January 31, 2020
This is too serious a subject to just sayis dust that can explode when suspended in the air. Yes, that’s true, but at XP Products, we want to dive much deeper into the topic and provide useful information that can help prevent dust explosions.
There are various types of, and the one thing they all have in common is that they are all exceedingly fine. The main sources are organic materials such as wood, flour, sugar, grain, and cornstarch, and metallic dust that comes from aluminum, zinc, and bronze, for example. Non-metallic inorganic dust comes from material such as plastic or rubber.
The risk arises when the dust is left unchecked and builds up across a facility. When this dust is disturbed, it gets suspended in the air. At that point, a very small source of ignition can trigger an initial explosion that leads to a greater secondary explosion.
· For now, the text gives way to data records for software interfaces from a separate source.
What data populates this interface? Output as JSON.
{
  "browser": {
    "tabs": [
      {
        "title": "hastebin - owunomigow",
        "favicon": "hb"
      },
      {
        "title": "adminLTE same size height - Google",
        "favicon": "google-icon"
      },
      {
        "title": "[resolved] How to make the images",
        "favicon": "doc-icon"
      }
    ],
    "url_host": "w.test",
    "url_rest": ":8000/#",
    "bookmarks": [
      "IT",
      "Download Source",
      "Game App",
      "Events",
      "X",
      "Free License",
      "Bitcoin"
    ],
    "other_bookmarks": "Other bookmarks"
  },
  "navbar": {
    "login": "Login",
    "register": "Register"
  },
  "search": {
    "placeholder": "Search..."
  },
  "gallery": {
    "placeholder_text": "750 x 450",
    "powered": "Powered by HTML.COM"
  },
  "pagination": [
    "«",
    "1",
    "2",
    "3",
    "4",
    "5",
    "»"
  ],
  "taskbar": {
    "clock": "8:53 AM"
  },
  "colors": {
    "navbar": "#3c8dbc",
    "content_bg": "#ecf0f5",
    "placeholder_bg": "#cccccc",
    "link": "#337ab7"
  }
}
There are many examples of dust explosions that cost workers their lives. A dust explosion and subsequent fire at a sugar refinery in Georgia killed 14, and a polyethylene dust explosion killed six at a plant in North Carolina.
Explosions at facilities that generate dust are not inevitable. They are preventable through a dust hazard analysis or DHA. An analysis is very effective in identifying problem areas and providing solutions to prevent explosions from occurring.
Copyright © 2017 XP Products LLC